Bikes will be allowed on trams in new Metrolink trial, active travel commissioner promises

Dame Sarah Storey made the commitment to run the trial at an event in Wigan.

A trial allowing Metrolink passengers to take bikes on the trams will happen, Greater Manchester’s active travel commissioner has promised.

Dame Sarah Storey reiterated her commitment to the idea at a major travel event in Wigan on Tuesday (1 November). Running a pilot scheme to allow bikes to be taken on the tram network has been a hot topic of conversation for some time but has not yet taken place.

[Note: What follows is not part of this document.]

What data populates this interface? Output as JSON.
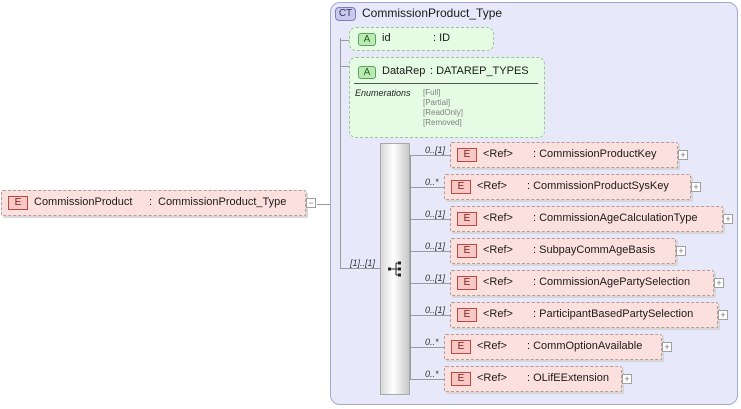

Applause could be heard at The Edge as Dame Sarah made the commitment to trying out the idea, which was a manifesto promise of Greater Manchester Mayor Andy Burnham and is something active travel campaigners have wanted to see for several years.

What has been said about taking bikes on the tram?

Dame Sarah told the active travel conversation event that the current system which does not allow bikes on the trams was “draconian”. She set out 10 next steps for the development of walking, wheeling and cycling in the city-region and a trial of letting people take both bikes and non-standard cycles such as those used by disabled people on the Metrolink.

A trial has recently been run to allow people to take dogs on trams, which again raised questions in public about why the authorities had not got round to the bikes pilot as well.

Greater Manchester active travel commissioner Dame Sarah Storey. Photo: TfGM

Dame Sarah did not give any definite timescales but stressed she was committed to getting a pilot scheme designed and seeing it run across the tram network.

She said: “This would open up the network to so many more journeys. We need to enable people to board the trams with their bikes and mobility aids. We will be working that up.”

Earlier this year Dame Sarah took to Twitter to publicly back getting bikes on trams after the A56 Safety Campaign group wrongly received correspondence suggesting there were currently no plans to pilot the proposal. The authorities have said there are some issues that still require working through, but campaigners have previously pointed out that Manchester is behind other cities such as Edinburgh, London and Newcastle which have fewer restrictions on bikes being taken on trams or trains.